Arts. Tinsmiths were skilled craftsmen who produced a variety of household objects, from buckets, milk containers, cake pans, sieves, funnels, and scoops to decorated lanterns. A few tinsmiths still practice, selling their wares to tourists. Other Travellers were wagon builders who decorated their wagons and carts with wagon art—painted scrolls, horseshoes, grape and leaf motifs. Music is very important to Travellers; social gatherings often include ballad singing and instrument playing. Many adult Travellers, particularly the men, play either the accordion, melodeon, harmonica, tin whistle, or spoons. Some Travellers are skilled folk musicians, interpreting old Irish ballads in new ways and creating new ones.

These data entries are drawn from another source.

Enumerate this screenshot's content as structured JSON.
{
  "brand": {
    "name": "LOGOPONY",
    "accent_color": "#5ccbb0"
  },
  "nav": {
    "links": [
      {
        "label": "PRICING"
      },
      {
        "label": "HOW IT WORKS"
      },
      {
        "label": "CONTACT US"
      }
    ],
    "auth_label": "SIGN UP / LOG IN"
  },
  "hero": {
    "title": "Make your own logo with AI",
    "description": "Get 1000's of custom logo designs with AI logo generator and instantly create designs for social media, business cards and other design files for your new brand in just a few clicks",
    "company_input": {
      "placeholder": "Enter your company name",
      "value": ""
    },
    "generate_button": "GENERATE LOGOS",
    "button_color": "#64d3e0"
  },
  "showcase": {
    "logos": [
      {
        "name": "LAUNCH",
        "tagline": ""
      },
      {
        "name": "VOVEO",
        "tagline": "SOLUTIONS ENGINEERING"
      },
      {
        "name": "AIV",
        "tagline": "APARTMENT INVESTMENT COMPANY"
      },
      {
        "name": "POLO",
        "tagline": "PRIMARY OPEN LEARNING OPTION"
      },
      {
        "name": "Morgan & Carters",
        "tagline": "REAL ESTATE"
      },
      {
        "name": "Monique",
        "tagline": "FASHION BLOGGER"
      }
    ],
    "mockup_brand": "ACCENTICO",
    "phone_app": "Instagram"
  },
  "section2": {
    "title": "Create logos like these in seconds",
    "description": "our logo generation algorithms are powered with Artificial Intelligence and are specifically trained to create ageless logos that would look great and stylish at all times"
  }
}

Death and Afterlife. It used to be customary for families to abandon, sometimes to burn, the wagon and possessions of a dead relative for fear of the individual's ghost and to avoid bad luck. Travellers still move away after a death to escape both the memory of their loved one and the ghost, and most sell or abandon the trailer or wagon the Person lived in. Funerals draw especially large crowds of Travellers who often come at considerable expense and from considerable distances to express their respect for the dead and to reinforce group bonds. Such large assemblies reinforce a common identity as Travellers that overrides, at least temporarily, kinship and localized political alliances. These meetings have an emotional intensity that is striking to an outside observer. It is as if what Travellers lack in formal organization or structure they make up for by periodic assembly and intense emotional interaction.
Gmelch, George (1987). The Irish Tinkers: The Urbanization of an Itinerant People. Prospect Heights, Ill.: Waveland Press.
Gmelch, Sharon (1986). Nan: The Life of an Irish Travelling Woman. New York: W. W. Norton.
Joyce, Nan, and Anna Farmar (1985). Traveller: An Autobiography. Dublin: Gill and Macmillan.
Rottman, David, A. Dale Tussing, and Miriam Wiley (1986). The Population Structure and Living Conditions of Irish Travellers: Results from the 1981 Census of Traveller Families. Dublin: Economic and Social Research Institute.
"Irish Travellers." Encyclopedia of World Cultures. . Encyclopedia.com. (February 19, 2019). https://www.encyclopedia.com/humanities/encyclopedias-almanacs-transcripts-and-maps/irish-travellers
"Irish Travellers." Encyclopedia of World Cultures. . Retrieved February 19, 2019 from Encyclopedia.com: https://www.encyclopedia.com/humanities/encyclopedias-almanacs-transcripts-and-maps/irish-travellers